As for Caden, he was most impressed with the H. & B.T. 316 red caboose that we visited. We climbed the stairs to the rear of the caboose and when we entered we saw a small stove that was used to keep the train crew warm in the winter as well used for cooking. Next to the stove was a place to store coal which was used as fuel for the stove. In the center of the caboose was a cupola with windows where the crew could sit in order to see both directions when the train was in motion. The seats were padded and there were wooden shutters on the windows.
|Caden changing the signal lights. It is set to STOP at present|
with up and down meaning PROCEED and the three lights on
a diagonal meaning PROCEED WITH CAUTION.
|Entrance to underneath Engine #1187 was on the other side.|
|The belly of #1187|
|Engineer Caden in the 1963 General Electric engine #4465.|
A few of my favorite moments at the museum were viewing some of the displays that were interspersed among the engines and cars. The following photos will show you some of the displays:
|How they made repairs to the tracks.|
|Transporting perishables and cold goods.|
|This was one of two horse-drawn hearse's that were on display.|
|Extremely well-restored horse-drawn Dairy wagon.|

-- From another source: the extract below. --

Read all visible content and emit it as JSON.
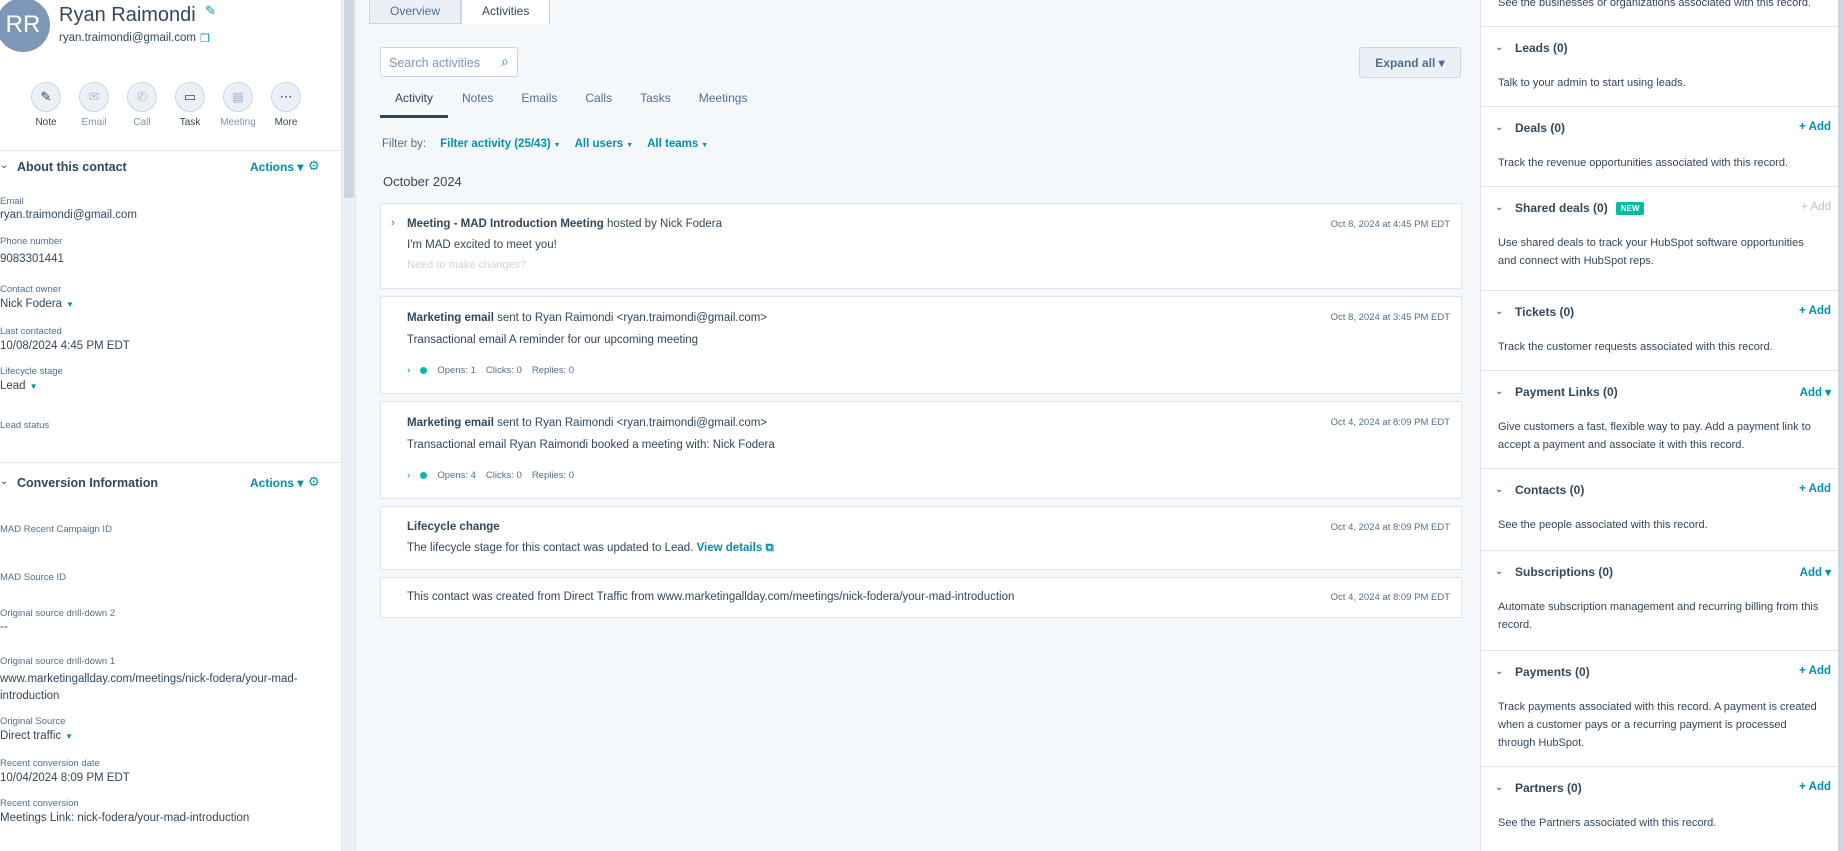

The final two engines that I enjoyed were the Baldwin Locomotive Works #20 which was made in Philadelphia and the 1939 replica John Bull engine which was made for the 1940 World's Fair in New York. The Pennsylvania Railroad constructed the John Bull in the Juniata, PA shops and it also made an appearance at the 1948 Chicago Railroad Fair before finally arrived in Strasburg in 1970 for restoration. It since then has appeared at rail gatherings from California to British Columbia. The original John Bull is housed in the Museum of American History in Washington, DC and was last operated 35 years ago. Both engines remind me of the glory days of railroading in the United States. Can't you just see either one of them puffing along the tracks in the countryside? It was another extraordinary day in the life of an ordinary guy.
|The Baldwin Locomotive Works #20.|
|The replica of the John Bull.|